───── Available data ─────
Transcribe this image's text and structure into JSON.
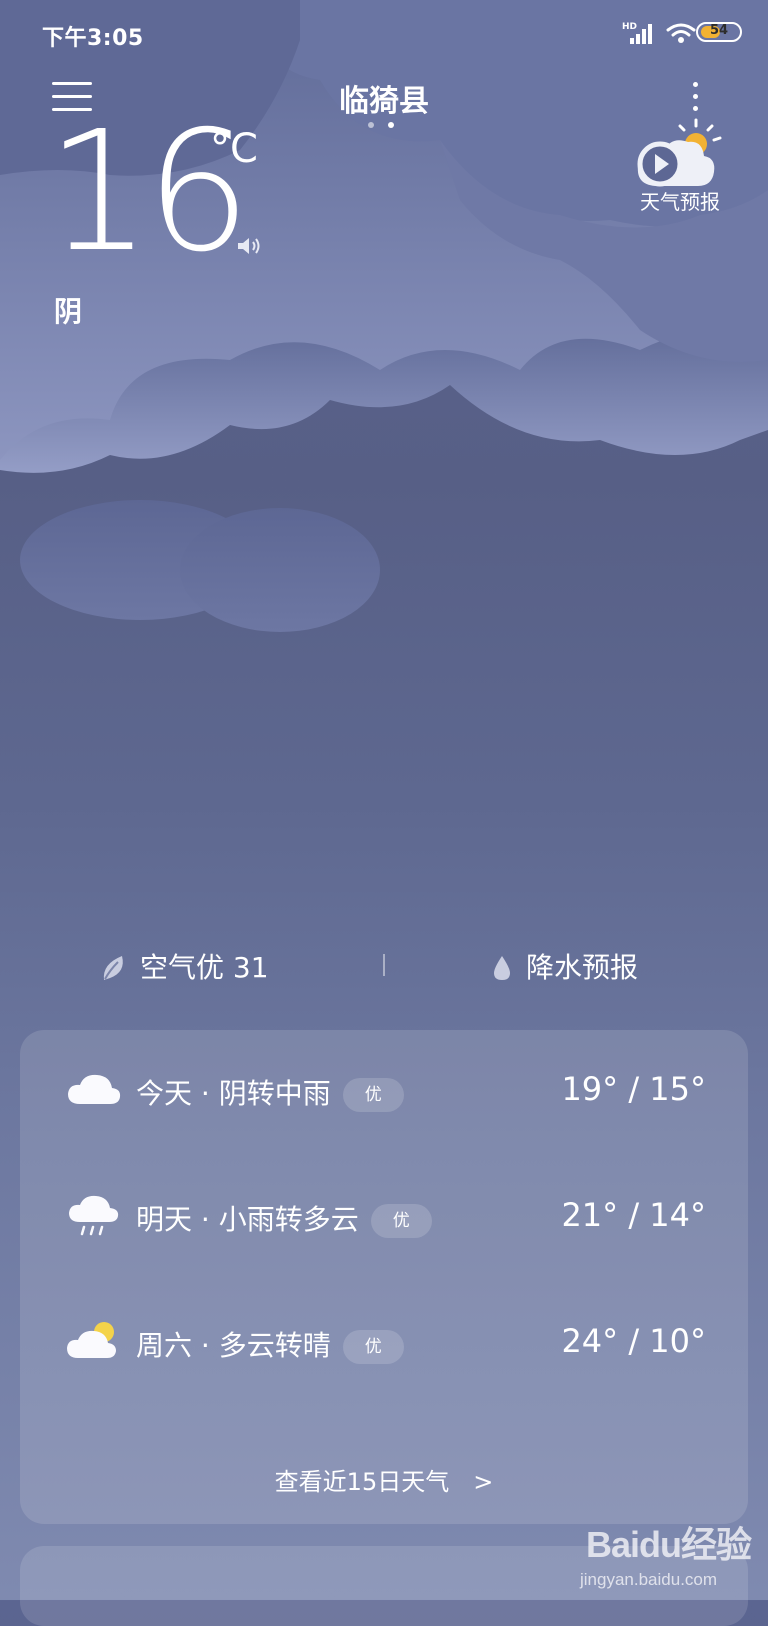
{
  "status_bar": {
    "time": "下午3:05",
    "network": "HD",
    "battery": "54",
    "battery_level": 0.54,
    "battery_color": "#f2b233"
  },
  "header": {
    "city": "临猗县",
    "menu_icon": "hamburger-menu-icon",
    "more_icon": "more-vertical-icon",
    "page_count": 2,
    "active_page": 2,
    "forecast_video_label": "天气预报",
    "forecast_video_icon": "play-cloud-sun-icon"
  },
  "current": {
    "temperature": "16",
    "unit": "°C",
    "condition": "阴",
    "speaker_icon": "speaker-icon"
  },
  "summary": {
    "aqi_label": "空气优 31",
    "aqi_icon": "leaf-icon",
    "rain_label": "降水预报",
    "rain_icon": "water-drop-icon"
  },
  "forecast": {
    "days": [
      {
        "text": "今天 · 阴转中雨",
        "badge": "优",
        "temps": "19° / 15°",
        "icon": "cloud-icon"
      },
      {
        "text": "明天 · 小雨转多云",
        "badge": "优",
        "temps": "21° / 14°",
        "icon": "cloud-rain-icon"
      },
      {
        "text": "周六 · 多云转晴",
        "badge": "优",
        "temps": "24° / 10°",
        "icon": "cloud-sun-icon"
      }
    ],
    "see_more": "查看近15日天气　>"
  },
  "watermark": {
    "logo": "Baidu经验",
    "url": "jingyan.baidu.com"
  },
  "colors": {
    "background_top": "#5b6591",
    "background_bottom": "#7f8ab0",
    "cloud": "#8b94bd",
    "card": "rgba(255,255,255,0.13)"
  }
}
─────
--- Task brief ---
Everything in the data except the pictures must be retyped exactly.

--- Solution to the problem ---
Transcribe this image's text and structure into JSON.
{
  "status_bar": {
    "time": "下午3:05",
    "network": "HD",
    "battery": "54",
    "battery_level": 0.54,
    "battery_color": "#f2b233"
  },
  "header": {
    "city": "临猗县",
    "menu_icon": "hamburger-menu-icon",
    "more_icon": "more-vertical-icon",
    "page_count": 2,
    "active_page": 2,
    "forecast_video_label": "天气预报",
    "forecast_video_icon": "play-cloud-sun-icon"
  },
  "current": {
    "temperature": "16",
    "unit": "°C",
    "condition": "阴",
    "speaker_icon": "speaker-icon"
  },
  "summary": {
    "aqi_label": "空气优 31",
    "aqi_icon": "leaf-icon",
    "rain_label": "降水预报",
    "rain_icon": "water-drop-icon"
  },
  "forecast": {
    "days": [
      {
        "text": "今天 · 阴转中雨",
        "badge": "优",
        "temps": "19° / 15°",
        "icon": "cloud-icon"
      },
      {
        "text": "明天 · 小雨转多云",
        "badge": "优",
        "temps": "21° / 14°",
        "icon": "cloud-rain-icon"
      },
      {
        "text": "周六 · 多云转晴",
        "badge": "优",
        "temps": "24° / 10°",
        "icon": "cloud-sun-icon"
      }
    ],
    "see_more": "查看近15日天气　>"
  },
  "watermark": {
    "logo": "Baidu经验",
    "url": "jingyan.baidu.com"
  },
  "colors": {
    "background_top": "#5b6591",
    "background_bottom": "#7f8ab0",
    "cloud": "#8b94bd",
    "card": "rgba(255,255,255,0.13)"
  }
}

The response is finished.